The cause of the current controversy was the 95 points I gave to the dry 2016 Riesling 1896 from Weingut Carl Loewen in Leiwen, Mosel, or rather the fact there’s a difference of 6 points between my score and that in the printed guide to German wines just published by the Mondo press of Gerhard Eichelmann (see page 725).I actually prefer the 2015 vintage of it (if anyone wishes to sell bottles I’d be delighted to buy them!), which I gave 97 points to. That 89+ score was given by his assistant Wolfgang Fassbender, something I was not aware of when on I rhetorically asked on Facebook if Mr. Eichelmann was in a coma when he tasted the wine.
I used this drastic expression, because for me this is a very special wine – it has a very special character and style – that has been made since the 2012 vintage by Christopher Loewen using methods that imitate those used a century and more ago. Of course, that in itself makes the wine taste different. The ungrafted Riesling vines from which the grapes are harvested was planted in the great Longuicher Maximiner Herrenberg site back in 1896 and this is therefore genetic material from way before clonal selection began. And this too results in a different character to wines made from modern clones of Riesling.
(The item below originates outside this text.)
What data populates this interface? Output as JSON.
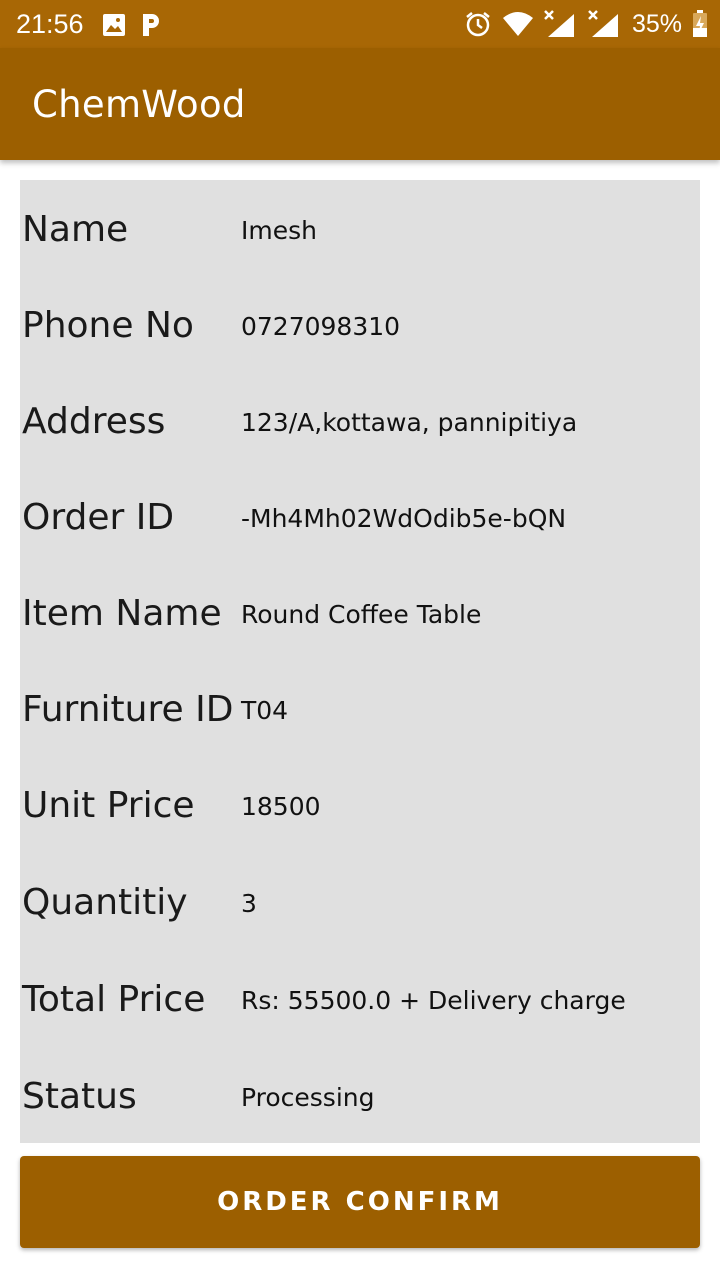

What’s my problem with that 89+ score? Of course, it’s a personal opinion and entirely justified as such. However, to me it’s also part of a pattern of scoring wines particular to the printed German wine guides. To me they seem to be absurdly cautious about giving more than one point more to the new vintage of a particular wine than they did to the one before. That already makes their entire rating system inherently conservative and non-responsive. In contrast, I want to respond openly to each individual wine and rate it accordingly.
To this must be added the way they rate producers in hierarchies, in Eichelmann’s case with a five star system. Weingut Carl Loewen has four stars, which is a good rating. The problem with these producer hierarchies is that they seem to influence, or even dictate, the maximum score that each individual wine can receive. If a producer with only one or two stars (other guides use different symbols, but the principal is the same), then they have almost no chance of getting a 90 plus score, however stunning their wines taste. If, on the other hand, a producer has five stars, then 90 plus scores seem to be no problem even when the wine doesn’t taste that special. Of course, this is the opposite of what I am doing.
The result is that the average ratings for all the wines in each of the annual guides has inched up only slightly since the turn of the century. That is radically out of step with the reality in the glass though, the average quality of the wines reviewed having increased much more dramatically than the scores. As a result of the way this scoring system works a great many wines are underrated.
The problem with all of this is that it suggests to the normal reader that nothing much has changed out in the wine world in recent years, rather than that the stasis results from the systematic conservatism of the guides. Beyond this, a score of 89+ for one of the best dry Riesling of the 2016 vintage in the Mosel and Germany – I am not alone, it is also the view of JancisRobinson.com (Jancis works with Michael Schmitt in Germany) and Weinwisser (Giuseppe Lauria is the taster in this case), to mention just two – could be misunderstood as implying that Weingut Carl Loewen is only worth something like 89+ points. This extrapolation could conceivably be extended to the whole region.
My own rating for that wine can rightly be understood also as praise for Christopher and Karl Josef Loewen’s winemaking skills and as praise for the amazing leap in quality the Mosel winemakers have collectively made since I started following them back in 1984. It has been a joy to see all these talents blossom and untold thousands of consumers around the world respond to these wines.